After a minor hit, “Freedom Blues” in 1970, Little Richard entered the rock n’ roll revival circuit which seemed to lock him in place as a 1950s legend who was now viewed more with nostalgia than as cutting-edge. In 1976 he re-recorded several of his most popular hits for K-Tel Records to offer expanded high tech recreations of these classics for an audience more in tune with the disco sound. Then in 1979, Little Richard quit rock and roll once again to return to evangelism with the release of the gospel album, God’s Beautiful City.
Through the 1980s and 1990s, Richard made sporadic comebacks in the public eye, releasing an authorized biography, Quasar of Rock: The Life and Times of Little Richard in 1985, having a bit part in the hit movie Down and Out in Beverly Hills, and performing cameos on recordings by U2, B.B. King, Johnny Cash, Jerry Lee Lewis, Cinderella and Living Colour. His final album was released in 1992 and his life was dramatized for the 2000 biographical film Little Richard, which focused on his heyday in the fifties and sixties. While continuing to perform both gospel and secular rock, the frequency of Little Richard’s performance diminished in the 21st century before his death in May 2020 at the age of 87.
Ray Charles once introduced Little Richard in the 1980s as “a man that started a kind of music that set the pace for a lot of what’s happening today.” This was a vast understatement as he influenced so many legends over the decades from Elvis Presley and Buddy Holly, to James Brown and Otis Redding, to the Beatles and the Rolling Stones, to Elton John and Freddie Mercury, to hard rock staples like Deep Purple and Motörhead, to groups like the Sonics and the very inception of the punk rock genre.

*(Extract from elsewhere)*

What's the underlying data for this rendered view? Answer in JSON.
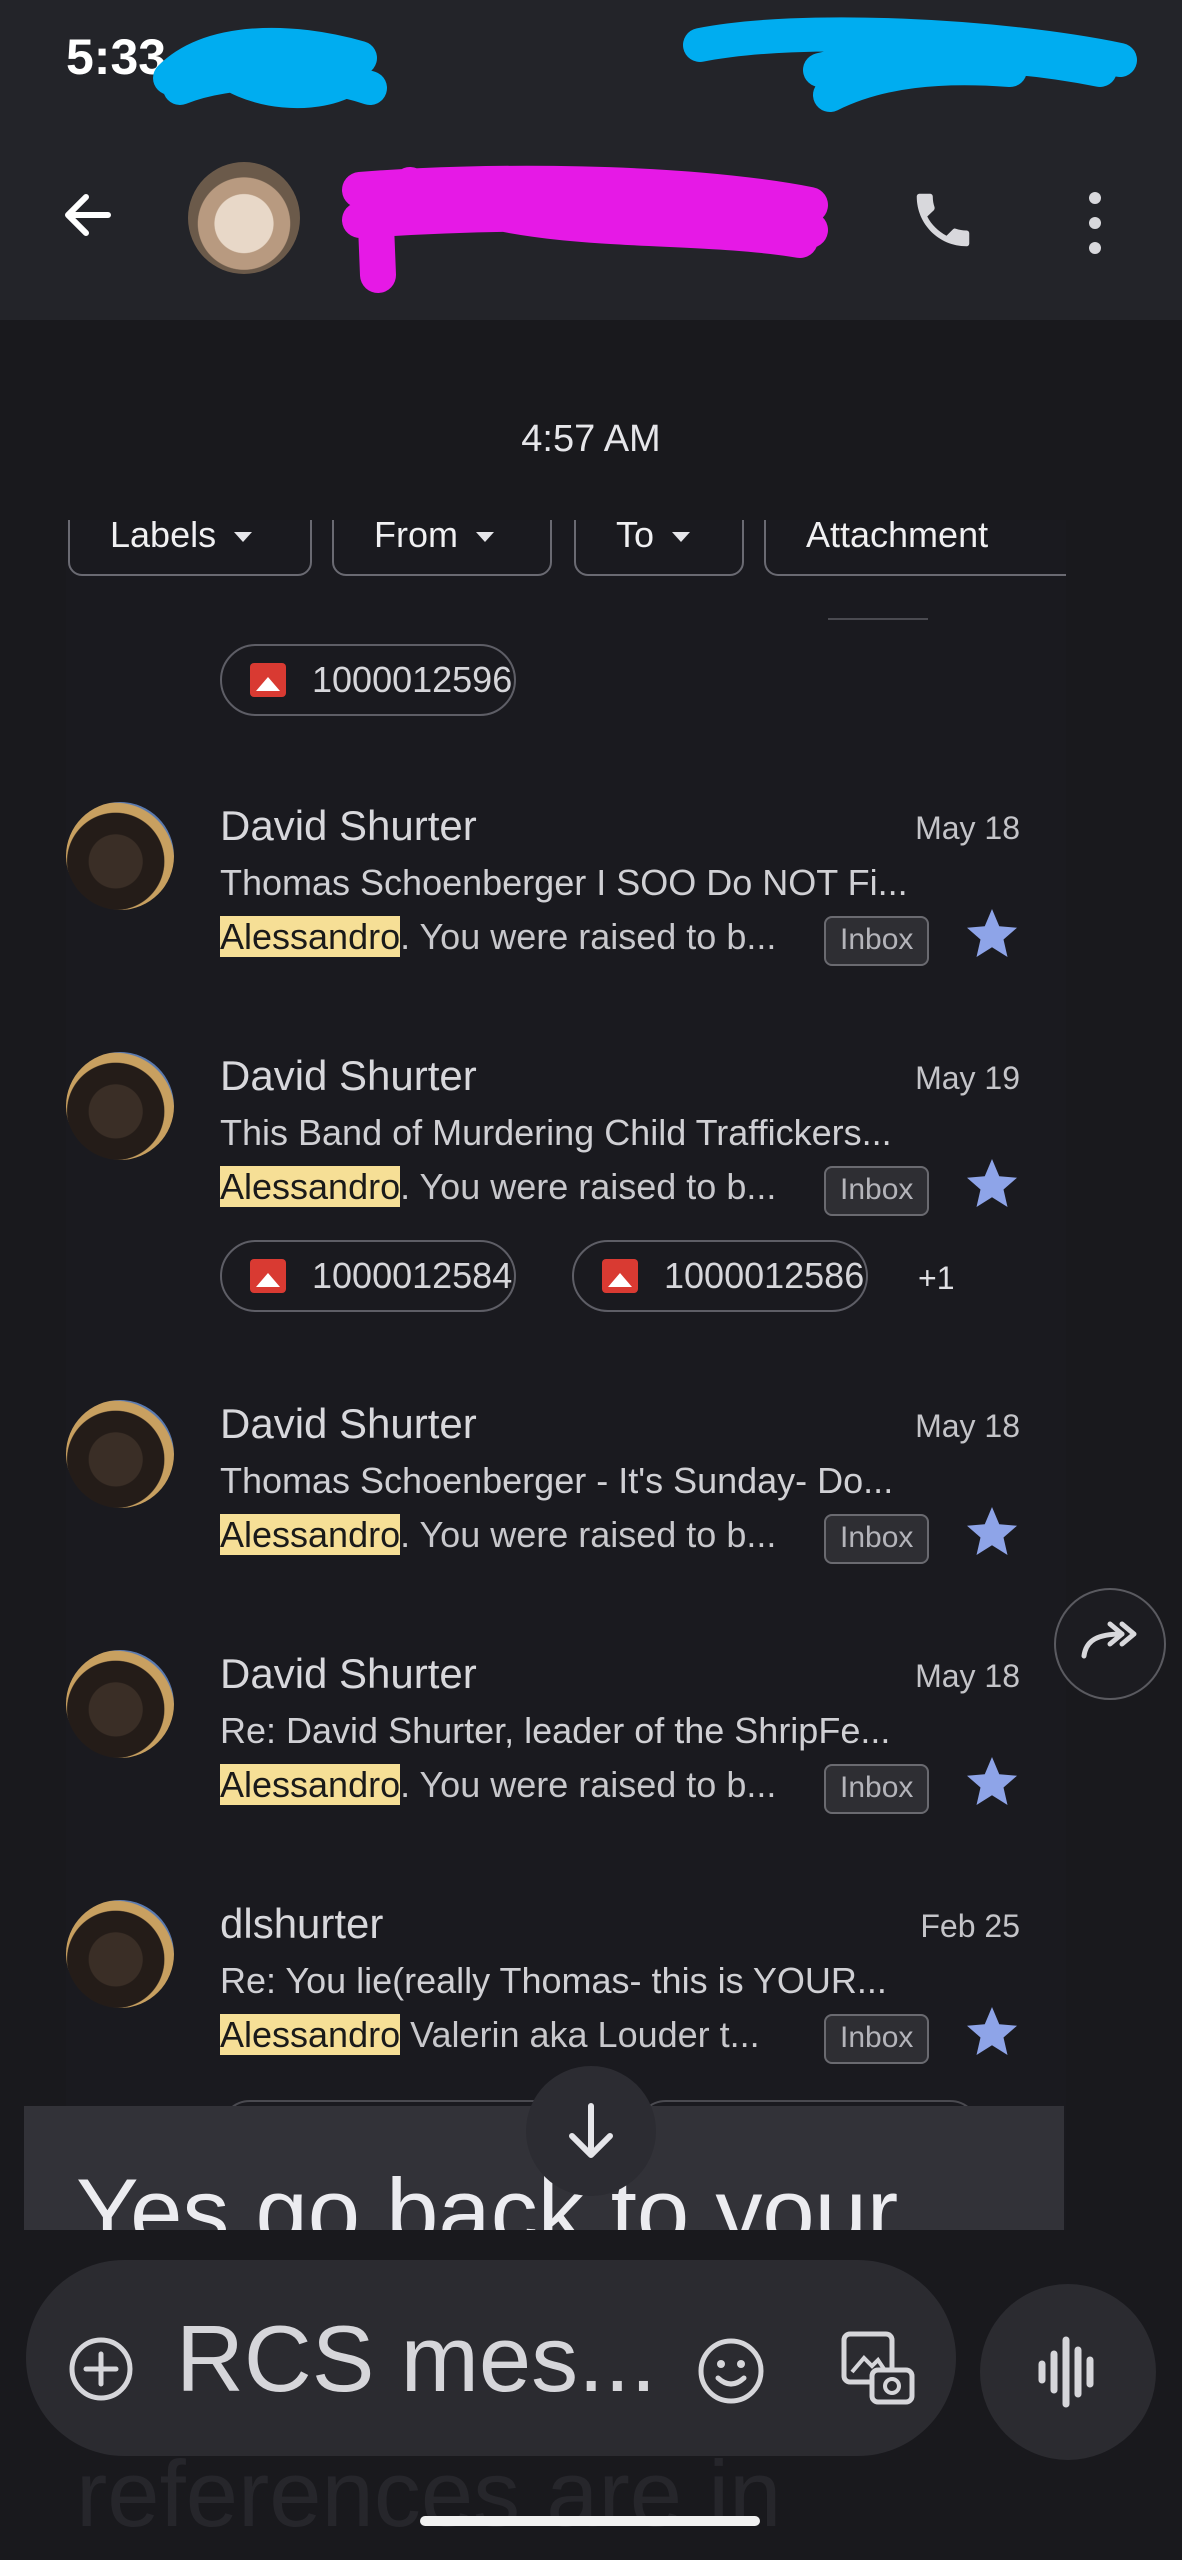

From humble beginnings in segregated Georgia Little Richard merged the inspiration of gospel with pounding rhythm & blues and a gleeful, wailing voice to alter the course of modern music throughout the world.